- **Work task**
In the records that follow, find each line with "bell" and pull it out.

- **Input records**
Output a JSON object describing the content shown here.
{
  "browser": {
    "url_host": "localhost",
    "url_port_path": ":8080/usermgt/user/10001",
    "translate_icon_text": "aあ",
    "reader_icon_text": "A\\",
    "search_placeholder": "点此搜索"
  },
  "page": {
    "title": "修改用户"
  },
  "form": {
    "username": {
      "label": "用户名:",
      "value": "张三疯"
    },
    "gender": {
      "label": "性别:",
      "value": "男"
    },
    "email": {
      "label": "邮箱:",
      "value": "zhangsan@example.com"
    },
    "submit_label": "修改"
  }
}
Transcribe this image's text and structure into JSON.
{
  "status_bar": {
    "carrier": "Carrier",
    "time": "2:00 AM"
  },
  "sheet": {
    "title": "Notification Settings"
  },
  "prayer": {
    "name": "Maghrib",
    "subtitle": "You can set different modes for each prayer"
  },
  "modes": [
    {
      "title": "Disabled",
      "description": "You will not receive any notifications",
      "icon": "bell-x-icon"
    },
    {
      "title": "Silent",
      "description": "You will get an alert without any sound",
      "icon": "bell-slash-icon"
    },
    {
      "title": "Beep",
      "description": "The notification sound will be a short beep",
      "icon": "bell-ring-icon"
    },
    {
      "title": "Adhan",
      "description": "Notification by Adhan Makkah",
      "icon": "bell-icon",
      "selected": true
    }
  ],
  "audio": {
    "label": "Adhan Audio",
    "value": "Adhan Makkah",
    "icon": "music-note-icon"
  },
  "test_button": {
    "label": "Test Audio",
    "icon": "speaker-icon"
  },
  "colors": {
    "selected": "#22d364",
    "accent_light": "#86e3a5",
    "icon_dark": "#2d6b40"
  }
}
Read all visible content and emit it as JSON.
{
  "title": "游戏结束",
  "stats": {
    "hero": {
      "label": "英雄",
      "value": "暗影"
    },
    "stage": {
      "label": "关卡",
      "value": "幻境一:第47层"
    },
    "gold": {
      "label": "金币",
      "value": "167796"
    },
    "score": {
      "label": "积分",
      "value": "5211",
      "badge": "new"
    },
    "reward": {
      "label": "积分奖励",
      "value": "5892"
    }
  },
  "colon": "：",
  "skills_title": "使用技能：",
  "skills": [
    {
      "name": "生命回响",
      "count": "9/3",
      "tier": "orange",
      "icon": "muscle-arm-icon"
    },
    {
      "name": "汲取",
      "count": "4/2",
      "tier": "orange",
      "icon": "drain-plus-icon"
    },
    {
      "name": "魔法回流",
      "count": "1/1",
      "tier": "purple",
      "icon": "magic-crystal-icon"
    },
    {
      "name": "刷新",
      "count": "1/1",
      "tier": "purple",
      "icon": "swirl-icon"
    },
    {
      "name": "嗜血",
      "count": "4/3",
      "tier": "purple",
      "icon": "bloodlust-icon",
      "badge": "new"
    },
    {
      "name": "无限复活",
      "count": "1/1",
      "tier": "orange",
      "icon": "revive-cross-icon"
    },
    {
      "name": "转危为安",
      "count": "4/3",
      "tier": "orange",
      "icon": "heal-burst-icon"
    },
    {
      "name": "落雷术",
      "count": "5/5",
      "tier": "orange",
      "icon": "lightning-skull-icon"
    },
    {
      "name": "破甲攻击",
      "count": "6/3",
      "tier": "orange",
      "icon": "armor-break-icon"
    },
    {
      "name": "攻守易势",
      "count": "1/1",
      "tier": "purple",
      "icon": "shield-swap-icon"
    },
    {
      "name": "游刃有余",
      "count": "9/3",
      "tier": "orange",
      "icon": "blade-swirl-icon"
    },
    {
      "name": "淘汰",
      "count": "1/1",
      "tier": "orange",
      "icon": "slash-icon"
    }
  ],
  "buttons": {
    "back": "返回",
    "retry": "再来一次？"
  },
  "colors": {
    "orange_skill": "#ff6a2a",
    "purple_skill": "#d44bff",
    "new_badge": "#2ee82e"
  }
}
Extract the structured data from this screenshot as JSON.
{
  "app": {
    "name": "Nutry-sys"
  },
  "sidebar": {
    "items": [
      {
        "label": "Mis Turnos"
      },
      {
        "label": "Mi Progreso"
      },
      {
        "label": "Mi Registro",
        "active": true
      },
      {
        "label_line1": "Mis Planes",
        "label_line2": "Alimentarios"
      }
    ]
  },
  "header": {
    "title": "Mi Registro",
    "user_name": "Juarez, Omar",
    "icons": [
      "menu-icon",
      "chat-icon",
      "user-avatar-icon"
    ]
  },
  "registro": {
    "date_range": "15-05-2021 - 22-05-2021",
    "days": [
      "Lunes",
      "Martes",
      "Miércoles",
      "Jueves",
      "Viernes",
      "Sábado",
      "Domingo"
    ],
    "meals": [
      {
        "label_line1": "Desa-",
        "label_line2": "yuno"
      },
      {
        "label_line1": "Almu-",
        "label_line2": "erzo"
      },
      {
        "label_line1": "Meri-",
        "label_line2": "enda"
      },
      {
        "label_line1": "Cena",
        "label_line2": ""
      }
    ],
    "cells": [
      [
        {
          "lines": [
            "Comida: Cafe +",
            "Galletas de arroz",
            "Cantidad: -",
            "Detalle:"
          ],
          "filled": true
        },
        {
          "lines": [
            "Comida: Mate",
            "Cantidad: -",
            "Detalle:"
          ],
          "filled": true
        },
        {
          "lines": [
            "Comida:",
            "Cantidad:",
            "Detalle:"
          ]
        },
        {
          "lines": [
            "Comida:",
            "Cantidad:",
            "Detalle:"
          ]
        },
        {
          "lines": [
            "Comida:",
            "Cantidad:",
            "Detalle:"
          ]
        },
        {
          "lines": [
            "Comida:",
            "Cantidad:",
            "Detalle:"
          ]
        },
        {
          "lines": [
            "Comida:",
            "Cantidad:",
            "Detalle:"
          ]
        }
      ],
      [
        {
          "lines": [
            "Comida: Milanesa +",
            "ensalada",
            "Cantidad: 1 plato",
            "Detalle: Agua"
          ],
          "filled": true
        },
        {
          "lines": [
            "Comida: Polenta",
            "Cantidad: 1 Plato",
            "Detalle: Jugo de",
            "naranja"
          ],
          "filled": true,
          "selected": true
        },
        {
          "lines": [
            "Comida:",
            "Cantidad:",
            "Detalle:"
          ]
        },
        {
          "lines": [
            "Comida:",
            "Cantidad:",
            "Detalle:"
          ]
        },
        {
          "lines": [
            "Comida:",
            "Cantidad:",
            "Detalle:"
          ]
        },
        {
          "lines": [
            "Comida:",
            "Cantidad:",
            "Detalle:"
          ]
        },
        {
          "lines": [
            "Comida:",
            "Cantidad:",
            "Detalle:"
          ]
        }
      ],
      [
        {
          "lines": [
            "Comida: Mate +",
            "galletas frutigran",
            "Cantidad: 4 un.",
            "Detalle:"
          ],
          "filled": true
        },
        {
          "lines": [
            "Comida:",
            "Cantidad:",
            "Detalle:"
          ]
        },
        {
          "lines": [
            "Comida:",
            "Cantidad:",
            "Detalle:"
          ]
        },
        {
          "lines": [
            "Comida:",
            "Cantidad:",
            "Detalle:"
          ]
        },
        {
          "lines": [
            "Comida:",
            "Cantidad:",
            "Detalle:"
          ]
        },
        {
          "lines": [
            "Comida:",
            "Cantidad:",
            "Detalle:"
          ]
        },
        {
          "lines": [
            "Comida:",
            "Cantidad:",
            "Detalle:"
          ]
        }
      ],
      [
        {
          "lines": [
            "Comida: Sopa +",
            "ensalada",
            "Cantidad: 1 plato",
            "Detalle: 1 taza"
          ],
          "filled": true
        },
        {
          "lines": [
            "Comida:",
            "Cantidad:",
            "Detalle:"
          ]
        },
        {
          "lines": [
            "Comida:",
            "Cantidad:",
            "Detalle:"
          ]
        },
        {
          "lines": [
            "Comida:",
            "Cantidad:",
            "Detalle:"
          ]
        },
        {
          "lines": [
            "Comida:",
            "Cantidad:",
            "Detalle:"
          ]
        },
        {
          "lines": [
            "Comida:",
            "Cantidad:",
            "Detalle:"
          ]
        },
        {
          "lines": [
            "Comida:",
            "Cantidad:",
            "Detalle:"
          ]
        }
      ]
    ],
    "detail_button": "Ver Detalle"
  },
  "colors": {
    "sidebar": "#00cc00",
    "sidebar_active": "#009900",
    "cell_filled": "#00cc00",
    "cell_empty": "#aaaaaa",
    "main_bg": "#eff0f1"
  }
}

- **Response to this task**
      "icon": "bell-x-icon"
      "icon": "bell-slash-icon"
      "icon": "bell-ring-icon"
      "icon": "bell-icon",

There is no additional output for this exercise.